That was Ride On Sports of Las Cruces owner David Hill’s experience a couple of weeks ago as he stood atop Mt. Kilimanjaro, the highest free-standing mountain in the world.

Hill and his guide, Salim, began the final part of their journey at midnight Thursday, Dec. 9, in blizzard conditions with 4 inches of snow on the ground, emerging from the clouds as they summited at sunrise in 5-degree weather.

“It was unbelievable,” Hill said.

It was also a redemption.

The climb was Hill’s second attempt to reach the top of the 19,341-foot stratovolcano. During his first climb, in January 2019, Hill broke his leg at 16,000 feet and had to be piggybacked off the mountain by Salim.

“You walk off this time,” Salim told Hill during the second climb.

Salim, a native Tanzanian and professional guide, has climbed Kilimanjaro about 250 times, Hill said.

Hill suffered a tibial plateau fracture when he planted his leg wrong during their first climb together.

He spent four months on crutches and eight months in rehab before he could start walking and hiking again. It was a year before the 62-year-old could return to trail running. With nine pins in his leg, Hill spent the next two years in training, climbing mountains in New Mexico, Colorado, Texas, Utah and Arizona as he prepared for the conquest of the “Mountain of Greatness,” as Kilimanjaro means in Kiswahili.

The prep work included hiking the Needle in the Organ Mountains six times in four months, Hill said.

“It was perfect training,” he said, because the Needle is steeper than any other mountain he climbed.

Hill’s return journey to Kilimanjaro was “kind of a group effort,” he said.

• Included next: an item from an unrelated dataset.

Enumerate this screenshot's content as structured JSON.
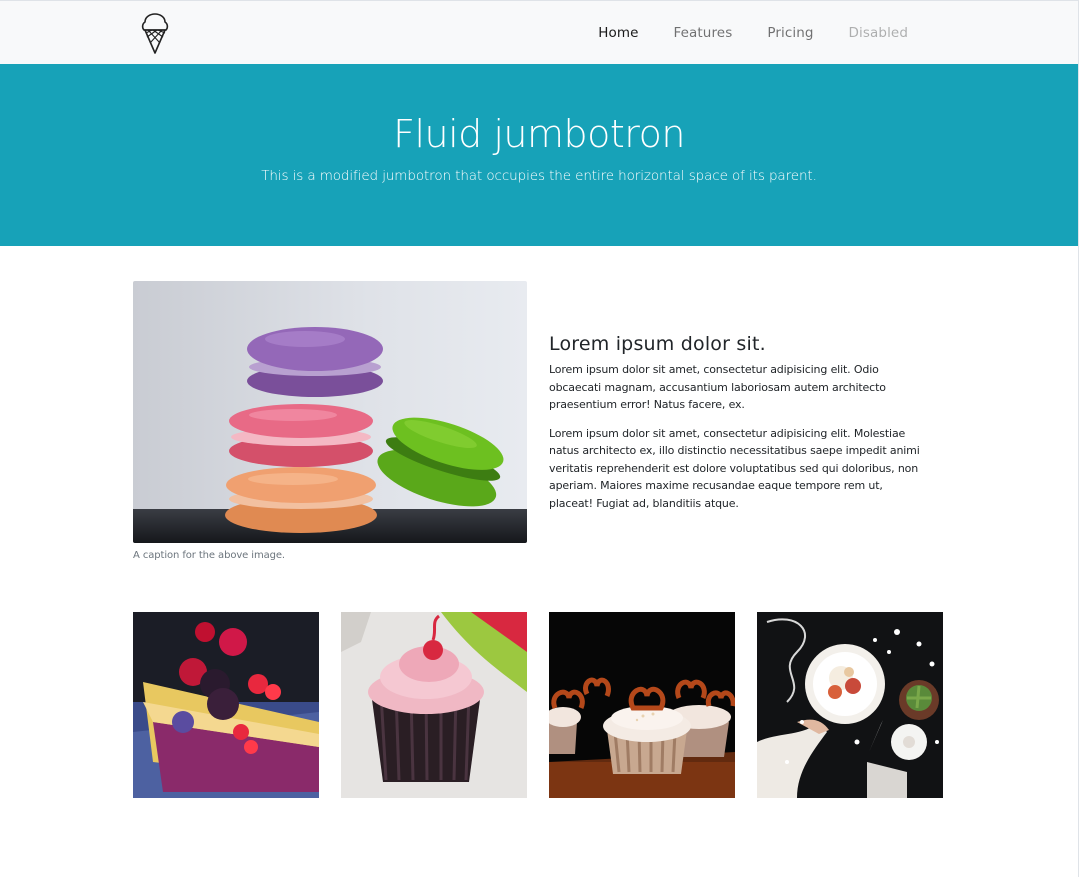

It included family and friends --Las Cruces surgeon David Doctor, Southwest Sport and Spine Center owner Denise Campbell, training partner Dustin Brandon and Hill’s brother-in-law, Brad Murray.

Murray was on the 2019 climb with Hill and made it to the top but did not share any of his photos from the summit with Hill at first.

“When I was ready to go, he sent me the picture,” Hill said.

Hill said he has heard from a number of people in person and online who are “in awe” of his determination and triumph.

“I’m glad I’ve inspired some people,” he said.

Hill said he started hiking at age 46.

“I looked in the mirror one day, and I was getting fat,” he said.

He started trail running at age 57. He can run for six hours at a time, but always takes it slow.

“Speed and David are not equal,” Hill said.

“I got out there for solitude,” he said. “I act better when I come home.”

Hill’s love of climbing, hiking, walking, running and biking is part of the reason Hill bought a bicycle business in 1989 and later added outdoor equipment.

At Ride On Sports, 2001 E. Lohman Ave., Hill said he will help others “figure out the right thing to do” and get them the equipment they need.

Post-Kilimanjaro, Hill said he is planning to climb Mount Whitney in California in the spring and do a “rim to rim” run of the Grand Canyon in late May. And he will keep climbing all around Las Cruces.

There are at least “30 quality hikes” from A Mountain to the Organs, the Doña Ana Mountains, the Robledos, Picacho Peak and multiple trails throughout Organ Mountains-Desert Peaks National Monument.

“We live in the best place in the world,” Hill said.

Visit @kilimanjarojourney at Instagram and www.rideonsports.com.